Scan the material below for the word "group", then copy every line in which it appears.
[Supplied information Boundary: Start]
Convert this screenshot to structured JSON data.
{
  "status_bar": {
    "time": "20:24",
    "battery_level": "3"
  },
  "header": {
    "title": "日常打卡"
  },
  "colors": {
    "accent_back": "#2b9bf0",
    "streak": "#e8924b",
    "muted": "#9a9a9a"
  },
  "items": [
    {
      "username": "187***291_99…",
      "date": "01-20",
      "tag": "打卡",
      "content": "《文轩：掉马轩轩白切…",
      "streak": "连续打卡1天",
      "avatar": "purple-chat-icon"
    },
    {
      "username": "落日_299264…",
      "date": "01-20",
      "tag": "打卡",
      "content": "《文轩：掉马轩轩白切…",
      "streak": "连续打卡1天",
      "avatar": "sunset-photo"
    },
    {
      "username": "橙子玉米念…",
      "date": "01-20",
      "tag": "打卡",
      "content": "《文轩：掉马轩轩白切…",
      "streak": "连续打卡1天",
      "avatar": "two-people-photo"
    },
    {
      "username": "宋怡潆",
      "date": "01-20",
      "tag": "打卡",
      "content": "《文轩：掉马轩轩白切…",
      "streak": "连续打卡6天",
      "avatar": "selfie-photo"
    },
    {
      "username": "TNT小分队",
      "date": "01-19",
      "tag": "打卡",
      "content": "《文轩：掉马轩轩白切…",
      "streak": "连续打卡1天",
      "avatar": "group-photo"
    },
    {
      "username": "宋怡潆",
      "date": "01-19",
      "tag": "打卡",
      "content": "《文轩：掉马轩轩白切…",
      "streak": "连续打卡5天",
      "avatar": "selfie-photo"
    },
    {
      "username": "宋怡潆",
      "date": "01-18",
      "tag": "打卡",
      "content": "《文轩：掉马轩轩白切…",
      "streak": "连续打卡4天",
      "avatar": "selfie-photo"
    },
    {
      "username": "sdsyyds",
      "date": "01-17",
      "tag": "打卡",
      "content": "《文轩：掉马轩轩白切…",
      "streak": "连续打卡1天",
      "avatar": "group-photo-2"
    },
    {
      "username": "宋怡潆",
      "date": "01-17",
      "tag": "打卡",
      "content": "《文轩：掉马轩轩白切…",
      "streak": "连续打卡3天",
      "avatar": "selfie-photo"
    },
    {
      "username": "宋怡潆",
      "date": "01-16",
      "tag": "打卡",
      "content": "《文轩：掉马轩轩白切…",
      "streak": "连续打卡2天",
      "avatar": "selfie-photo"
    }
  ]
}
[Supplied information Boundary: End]
Your response:
      "avatar": "group-photo"
      "avatar": "group-photo-2"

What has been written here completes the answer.